"Oi! How long are you going to sulk, you moron?"

Vaughn almost screamed again, but he managed to stop himself. A ghostly figure was standing right in front of him, fists on its hips, glaring at him. It was Taro again. Vaughn stared. "Taro? Is that really–"

"Of course it's really me!" he–it–whatever–snapped. "Who did you think I was?"

Vaughn glanced at the thermos. Something must have been wrong with the porridge . . .

See-through fingers snapped in front of his face, and he jumped. "Hey, pay attention!" the spirit shouted. "What I'm about to tell you will save your soul!"

Vaughn squinted, annoyed. "My what?"

"Your soul." There was a brief pause as Vaughn raised an eyebrow. Taro cleared his throat. "Your !" he screamed.

"Okay, I get it, but from what?"

"From yourself!"

"Cut to the chase, old man."

Taro sighed. "Fine. For the past 15 years, you've been an antisocial, grumpy, grouchy, loner cowboy, and a tightfisted hand at the grindstone, to boot."

"Hey, I resent that!" Vaughn usually thought of himself as cool and distant with a good head for business. It sounded better.

"And as for your attitude toward the Starry Night . . . " Taro trailed off, shaking his head. "It's abominable."

Vaughn scowled and looked away. "What do you want?"

"If your attitude doesn't change soon, you'll be eternally cursed to spend your afterlife wandering the world, trying to do good deeds but being unable to help anyone!"

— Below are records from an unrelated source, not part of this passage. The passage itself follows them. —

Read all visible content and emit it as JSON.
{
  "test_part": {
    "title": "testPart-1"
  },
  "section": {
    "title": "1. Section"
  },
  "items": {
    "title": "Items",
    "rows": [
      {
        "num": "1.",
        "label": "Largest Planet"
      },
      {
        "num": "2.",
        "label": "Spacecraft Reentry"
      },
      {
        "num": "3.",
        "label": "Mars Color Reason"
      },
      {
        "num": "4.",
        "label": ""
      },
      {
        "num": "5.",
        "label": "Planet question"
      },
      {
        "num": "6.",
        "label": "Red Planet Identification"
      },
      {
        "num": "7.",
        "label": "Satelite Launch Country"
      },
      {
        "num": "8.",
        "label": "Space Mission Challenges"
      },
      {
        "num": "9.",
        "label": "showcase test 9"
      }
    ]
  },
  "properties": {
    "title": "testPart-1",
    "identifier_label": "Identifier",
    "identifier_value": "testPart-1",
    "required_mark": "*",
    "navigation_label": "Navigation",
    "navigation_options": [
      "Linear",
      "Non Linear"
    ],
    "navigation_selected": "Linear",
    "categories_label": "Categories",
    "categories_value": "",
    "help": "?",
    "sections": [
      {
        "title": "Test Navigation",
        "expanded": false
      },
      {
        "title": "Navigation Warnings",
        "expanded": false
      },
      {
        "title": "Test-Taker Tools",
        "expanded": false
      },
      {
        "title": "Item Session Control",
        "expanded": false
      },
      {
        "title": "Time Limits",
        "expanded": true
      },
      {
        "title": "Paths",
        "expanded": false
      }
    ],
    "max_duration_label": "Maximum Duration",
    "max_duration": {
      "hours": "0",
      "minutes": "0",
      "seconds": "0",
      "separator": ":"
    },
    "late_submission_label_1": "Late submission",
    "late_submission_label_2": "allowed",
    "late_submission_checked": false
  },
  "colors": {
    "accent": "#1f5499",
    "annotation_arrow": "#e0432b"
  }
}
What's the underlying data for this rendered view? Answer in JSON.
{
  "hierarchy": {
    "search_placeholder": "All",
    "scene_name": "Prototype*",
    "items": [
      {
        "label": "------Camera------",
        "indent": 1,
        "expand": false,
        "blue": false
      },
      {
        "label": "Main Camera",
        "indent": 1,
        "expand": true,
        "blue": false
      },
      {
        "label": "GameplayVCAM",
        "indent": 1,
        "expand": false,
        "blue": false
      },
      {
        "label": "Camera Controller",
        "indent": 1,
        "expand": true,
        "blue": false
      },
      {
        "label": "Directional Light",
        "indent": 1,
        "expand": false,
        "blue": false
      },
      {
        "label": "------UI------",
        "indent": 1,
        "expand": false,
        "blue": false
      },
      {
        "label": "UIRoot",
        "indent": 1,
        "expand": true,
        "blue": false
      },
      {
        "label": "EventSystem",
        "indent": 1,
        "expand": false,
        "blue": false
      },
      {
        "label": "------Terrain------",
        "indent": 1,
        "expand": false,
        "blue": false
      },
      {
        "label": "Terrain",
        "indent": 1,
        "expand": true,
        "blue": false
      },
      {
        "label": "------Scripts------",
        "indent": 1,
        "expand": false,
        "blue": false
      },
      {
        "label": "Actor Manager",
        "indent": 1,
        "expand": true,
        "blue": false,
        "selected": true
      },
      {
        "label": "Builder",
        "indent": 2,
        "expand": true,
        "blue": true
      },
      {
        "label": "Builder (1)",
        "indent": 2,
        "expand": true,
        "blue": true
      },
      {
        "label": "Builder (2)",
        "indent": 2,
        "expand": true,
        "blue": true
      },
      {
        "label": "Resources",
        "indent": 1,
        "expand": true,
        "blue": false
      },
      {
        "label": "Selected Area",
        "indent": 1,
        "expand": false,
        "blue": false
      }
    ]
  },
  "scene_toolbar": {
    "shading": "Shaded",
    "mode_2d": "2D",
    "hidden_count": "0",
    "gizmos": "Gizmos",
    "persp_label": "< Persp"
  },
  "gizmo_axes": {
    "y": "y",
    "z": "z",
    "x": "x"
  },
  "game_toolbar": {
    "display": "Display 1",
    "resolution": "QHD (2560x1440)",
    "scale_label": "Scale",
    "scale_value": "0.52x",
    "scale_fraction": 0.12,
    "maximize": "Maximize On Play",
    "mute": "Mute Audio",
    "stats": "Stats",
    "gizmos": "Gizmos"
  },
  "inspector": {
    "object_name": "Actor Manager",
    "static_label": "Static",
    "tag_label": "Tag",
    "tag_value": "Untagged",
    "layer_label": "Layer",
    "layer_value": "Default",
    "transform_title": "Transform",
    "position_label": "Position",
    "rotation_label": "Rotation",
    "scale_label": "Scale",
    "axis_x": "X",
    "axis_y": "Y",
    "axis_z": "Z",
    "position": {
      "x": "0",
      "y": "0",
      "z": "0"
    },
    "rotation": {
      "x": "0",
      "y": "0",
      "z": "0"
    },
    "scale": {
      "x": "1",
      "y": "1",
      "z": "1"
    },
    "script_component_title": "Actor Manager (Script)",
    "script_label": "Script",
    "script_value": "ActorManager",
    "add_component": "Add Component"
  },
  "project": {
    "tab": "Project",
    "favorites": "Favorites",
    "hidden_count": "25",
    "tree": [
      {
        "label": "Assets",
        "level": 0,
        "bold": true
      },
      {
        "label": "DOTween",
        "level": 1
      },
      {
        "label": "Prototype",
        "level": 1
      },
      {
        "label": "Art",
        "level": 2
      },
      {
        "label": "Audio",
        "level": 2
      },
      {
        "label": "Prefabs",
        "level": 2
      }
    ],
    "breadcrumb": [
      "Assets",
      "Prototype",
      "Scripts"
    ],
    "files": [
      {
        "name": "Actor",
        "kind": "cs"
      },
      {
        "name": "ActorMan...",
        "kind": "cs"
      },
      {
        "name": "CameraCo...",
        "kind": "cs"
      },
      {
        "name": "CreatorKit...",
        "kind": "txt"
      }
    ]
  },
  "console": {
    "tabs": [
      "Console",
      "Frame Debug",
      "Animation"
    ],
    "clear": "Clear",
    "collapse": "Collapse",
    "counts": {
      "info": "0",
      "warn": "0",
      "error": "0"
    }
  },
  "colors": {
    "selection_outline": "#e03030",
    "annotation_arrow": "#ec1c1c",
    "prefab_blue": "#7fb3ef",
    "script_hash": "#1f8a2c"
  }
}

"Why would I want to do that?"

Tar shrugged. "It's how it works up there. Listen. There's still time. You can still be saved."

"Great," Vaughn said sarcastically.

"You'll be visited by three spirits."

Vaughn blanched. "Including you?" he asked hopefully.

"No, three ghosts and me . . . or four ghosts including me . . . or . . . wait, that's . . . " Taro seemed confused. Then he regained his composure. "Listen to them and do what they say. Or else!"

Vaughn groaned. This was not how he'd been planning to spend his evening.

"The first ghost will be here soon, so I'd better be going," Taro sang, floating toward the window.

"Wait!" Vaughn cried, jumping up. "What will the ghosts be doing?"

"You'll see" was the only reply he got before Taro passed through the window and disappeared. Vaughn rushed to the window, but there was nobody there.

Then there was a knock on the door. "Vaughn, are you okay in there?" came Chelsea's voice.

Vaughn, never taking his eyes off the window, backed up to the door and opened it. Chelsea was standing there in her pyjamas, without her favourite red bandana, blinking her big brown eyes sleepily in the light.

He felt his mouth go dry as he nodded. "Y-yeah, I'm fine."

They both stood there awkwardly for a minute, fidgeting. Then Chelsea mumbled something incomprehensible and wandered back into her room. Vaughn watched her go, then closed the door. That was weird, he thought. The whole evening had been weird. Vaughn decided to put it out of his head. He changed into his pyjamas–pale blue with an embroidered cow on the left breast, a present from Julia a few years ago–and climbed into bed, drawing the curtains around him.


So, what was the line from the novella? If you said:
"a tightfisted hand at the grindstone"
then you may reward yourself with a cookie! Thanks for reading! Please review, and I'll see you tomorrow!
~Ed